We did a little more exploring around the Lodge grounds and located a playground with, among other “amenities,” this tetherball pole minus a tetherball. Some people hike through the woods to locate a Christmas tree; the McGlincheys go exploring and find themselves a Festivus pole.

Here are two more pictures of the steaming lake for the road, taken from the deck off of the Lodge's great room:

Next on the agenda: exploring the other side of the lake. Mom took to rock collecting in earnest, while Parker fixated on mussel shells and pinecones. (Another great feature of The Minivan: Stow and Go compartments! Imagine the surprise and irritation of the carjacker who drives off in the McGlinchey Family Truckster and, in lieu of valuables, uncovers four cubic feet of NATURE under the floormat.)

Before heading to our next destination (Beavers Bend Depot, home to a miniature train and horses), we stopped in Stephens Gap for lunch. Mom had scouted out the restaurant online and declared it worthy of a stop, because the menu reminded her of the menu at Ol’ South Pancake House, complete with ad sales in the margins. The down-home food and atmosphere did not disappoint, and – added bonus – THERE WAS A GUY CARVING CHAINSAW ANIMALS OUT FRONT!

If you are a frequent visitor to this blog, you are aware of my spouse’s somewhat inexplicable collection of carved wooden bears, which – until this trip – featured a single chainsaw bear. After a finger-licking lunch, our chainsaw bear population grew to two.

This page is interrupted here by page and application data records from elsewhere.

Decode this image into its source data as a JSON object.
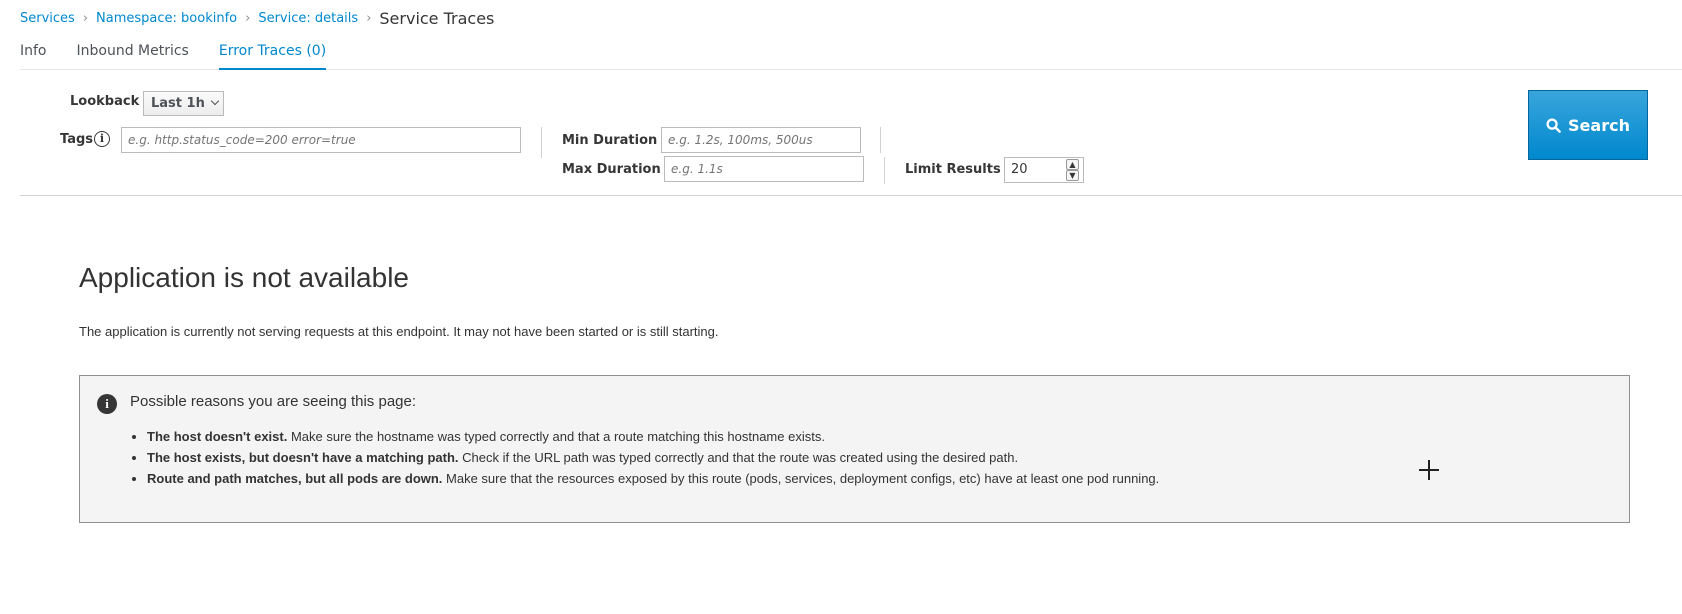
{
  "breadcrumb": {
    "services": "Services",
    "namespace": "Namespace: bookinfo",
    "service": "Service: details",
    "current": "Service Traces",
    "separator": "›"
  },
  "tabs": [
    {
      "label": "Info",
      "active": false
    },
    {
      "label": "Inbound Metrics",
      "active": false
    },
    {
      "label": "Error Traces (0)",
      "active": true
    }
  ],
  "toolbar": {
    "lookback_label": "Lookback",
    "lookback_value": "Last 1h",
    "tags_label": "Tags",
    "tags_placeholder": "e.g. http.status_code=200 error=true",
    "min_duration_label": "Min Duration",
    "min_duration_placeholder": "e.g. 1.2s, 100ms, 500us",
    "max_duration_label": "Max Duration",
    "max_duration_placeholder": "e.g. 1.1s",
    "limit_label": "Limit Results",
    "limit_value": "20",
    "search_label": "Search"
  },
  "error_page": {
    "title": "Application is not available",
    "description": "The application is currently not serving requests at this endpoint. It may not have been started or is still starting.",
    "reasons_heading": "Possible reasons you are seeing this page:",
    "reasons": [
      {
        "bold": "The host doesn't exist.",
        "text": " Make sure the hostname was typed correctly and that a route matching this hostname exists."
      },
      {
        "bold": "The host exists, but doesn't have a matching path.",
        "text": " Check if the URL path was typed correctly and that the route was created using the desired path."
      },
      {
        "bold": "Route and path matches, but all pods are down.",
        "text": " Make sure that the resources exposed by this route (pods, services, deployment configs, etc) have at least one pod running."
      }
    ]
  },
  "colors": {
    "link": "#0088ce",
    "primary_button": "#0088ce",
    "text": "#363636"
  },
  "icons": {
    "tags_info": "info-circle-icon",
    "search": "search-icon",
    "reasons_info": "info-icon",
    "cursor": "crosshair-cursor-icon"
  }
}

We weren’t far down the road before we ran into another chainsaw animal carver, one Mr. J. W. Gravitt of Fort Towson, Oklahoma. (Remember that name; there will be a test later.)

Mr. Gravitt was set up in front of the Speedy Beaver Raceway, a Go Kart track that, along with the adjacent mini-golf facility, had “major time- and cash-sucking potential” written all over it. Somehow we were able to distract the little ones (“Hey, look – chainsaw beavers!”), and after a family caucus, we decided that, given that we were in Beavers Bend, it would not be entirely inappropriate to, in fact, acquire a chainsaw beaver of our very own. So now, I guess, we have two collections going – “wooden bears” and “chainsaw animals,” and if you plotted them on a Venn diagram the fellow on the left in this photo would be in the overlapping part:

Image is of the wooden critters chilling in the cargo hold behind the third seat of the Family Truckster – where they remained for the rest of the trip.

From the Speedy Beaver Raceway and environs we proceeded to Beavers Bend Depot, where we took a tour of the park on a reproduction CP Huntington:

Note the forced smile on big brother’s face. Train trip was entirely for the amusement of little brother but proved a decent time waster while we waited for the trail ride to begin. Mom did not partake in the trail ride, given her unfortunate, and unfortunately severe, allergy to horse dander, but she took pictures while the boys saddled up:

From left to right: Parker James on Portia, Daddy on Roy and Connor Scott on Socks. PJ actually led the trail ride, following just behind the “boss,” and he and Connor both found it amusing that their horses were bigger than Daddy’s.

Before and after the big ride, we had fun exploring the woods around the Depot. Mom even managed to get in a picture:

Actually, I was in two pics – but Parker closed his eyes in the other one.

On the way out of the Park, we did some recon at the bait and tackle shop, in preparation for the Sunday’s much-anticipated fishing outing, and we also checked out the “Wood Museum.” That is not its actual name, but I did not take note of the actual name, and, if you take a gander at some of the exhibits shown here, I think that you will find that my description comes awfully darned close:

My favorite exhibit: “The Beautiful Grain Texture of Veneer and Plywood.” Yup, it’s a thrill a minute when you travel with the McGlincheys.

I also think you will find me entirely justified in spending the next hour or so singing the same line from Joni Mitchell’s “Big Yellow Taxi” over and over:

They took all the trees,
And put ‘em in a tree museum.
And they charged all the people
A dollar and a half just to see ‘em.

For the record, there is no admission charged at the Wood Museum.

By Saturday’s end, the boys had acquired slingshots and rubber band guns, posed with a giant totem pole dude and altogether had a rip-roarin’ time . . . .